The entire Hall was great to go through and I have to say that the Packers Hall of Fame is in the same category in terms of being an upper echelon attraction for pro football fans.

Andrew and I then left for Richfield for our last night in Ohio. We were back in Florida the next day.

A day later, I wanted to check on Jerry. I caught him at his home in Boise sitting in his “Big Chair” having some coffee. Jerry told me that it felt good to get a couple of good night’s sleep in his own bed.

Then Jerry reflected.

“Canton was a fantastic experience. It’s something I’ll never forget,” Kramer said. “It was a validation of my career with the Packers and in the NFL. And with my family there and so many friends and fans, it just made the whole time there so memorable and unforgettable.”

When we talked, Jerry as usual thought of his coach.

Coach Lombardi is the reason that so many players, including myself, are now in Canton.”

Vince and Jerry after Super Bowl II

Jerry then talked about one of the more momentous moments in the days he spent in Canton.

“At the Gold Jacket dinner, as I was heading to get my Gold Jacket from Alicia, I had a group hug with fellow Hall of Fame guards John Hannah, Joe DeLamielleure and Tom Mack.

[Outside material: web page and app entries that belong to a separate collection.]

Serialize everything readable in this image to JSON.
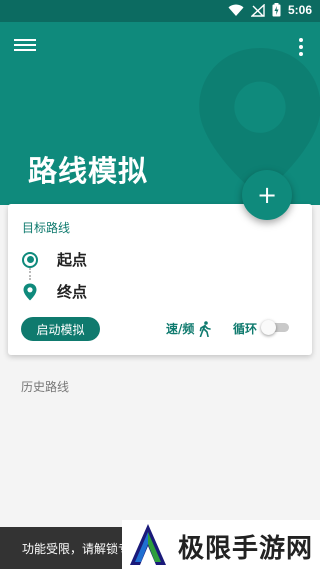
{
  "status_bar": {
    "time": "5:06"
  },
  "header": {
    "title": "路线模拟"
  },
  "route_card": {
    "title": "目标路线",
    "start_label": "起点",
    "end_label": "终点",
    "start_button": "启动模拟",
    "speed_label": "速/频",
    "loop_label": "循环",
    "loop_enabled": false
  },
  "history": {
    "title": "历史路线"
  },
  "toast": {
    "message": "功能受限，请解锁专"
  },
  "brand": {
    "text": "极限手游网"
  },
  "colors": {
    "primary": "#0f8a7c",
    "primary_dark": "#0c6b61",
    "accent_text": "#0f7a6e"
  },
  "fab": {
    "icon": "plus-icon"
  }
}
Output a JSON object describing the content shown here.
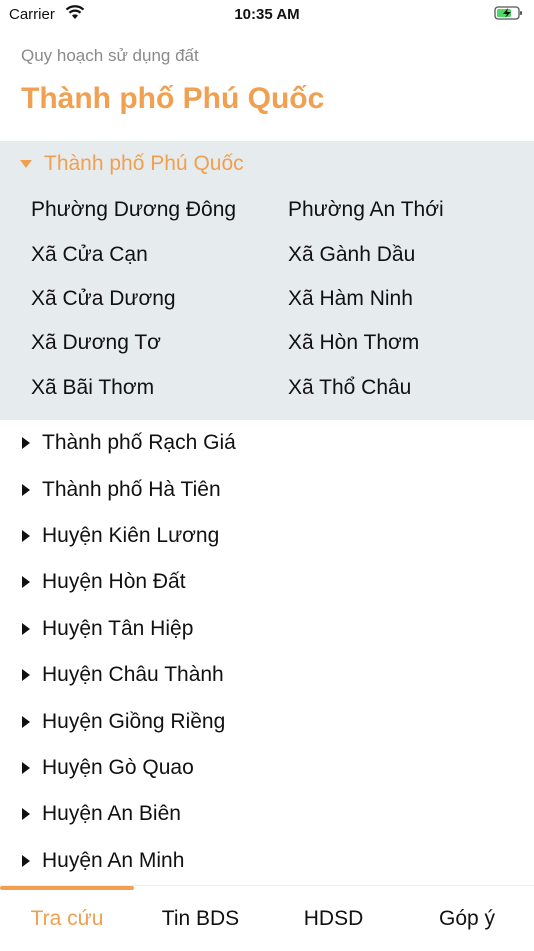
{
  "status": {
    "carrier": "Carrier",
    "time": "10:35 AM"
  },
  "header": {
    "subtitle": "Quy hoạch sử dụng đất",
    "title": "Thành phố Phú Quốc"
  },
  "tree": {
    "expanded": {
      "label": "Thành phố Phú Quốc",
      "wards": [
        "Phường Dương Đông",
        "Phường An Thới",
        "Xã Cửa Cạn",
        "Xã Gành Dầu",
        "Xã Cửa Dương",
        "Xã Hàm Ninh",
        "Xã Dương Tơ",
        "Xã Hòn Thơm",
        "Xã Bãi Thơm",
        "Xã Thổ Châu"
      ]
    },
    "collapsed": [
      "Thành phố Rạch Giá",
      "Thành phố Hà Tiên",
      "Huyện Kiên Lương",
      "Huyện Hòn Đất",
      "Huyện Tân Hiệp",
      "Huyện Châu Thành",
      "Huyện Giồng Riềng",
      "Huyện Gò Quao",
      "Huyện An Biên",
      "Huyện An Minh"
    ]
  },
  "tabs": [
    {
      "label": "Tra cứu",
      "active": true
    },
    {
      "label": "Tin BDS",
      "active": false
    },
    {
      "label": "HDSD",
      "active": false
    },
    {
      "label": "Góp ý",
      "active": false
    }
  ],
  "colors": {
    "accent": "#f0a050",
    "expanded_bg": "#e6ebee"
  }
}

They told me how much they tried to emulate my play in their careers. There wasn’t a dry eye among us.”

Had Jerry been able to see where I was sitting in the club seat section during his enshrinement speech, he would have seen the same reaction from me.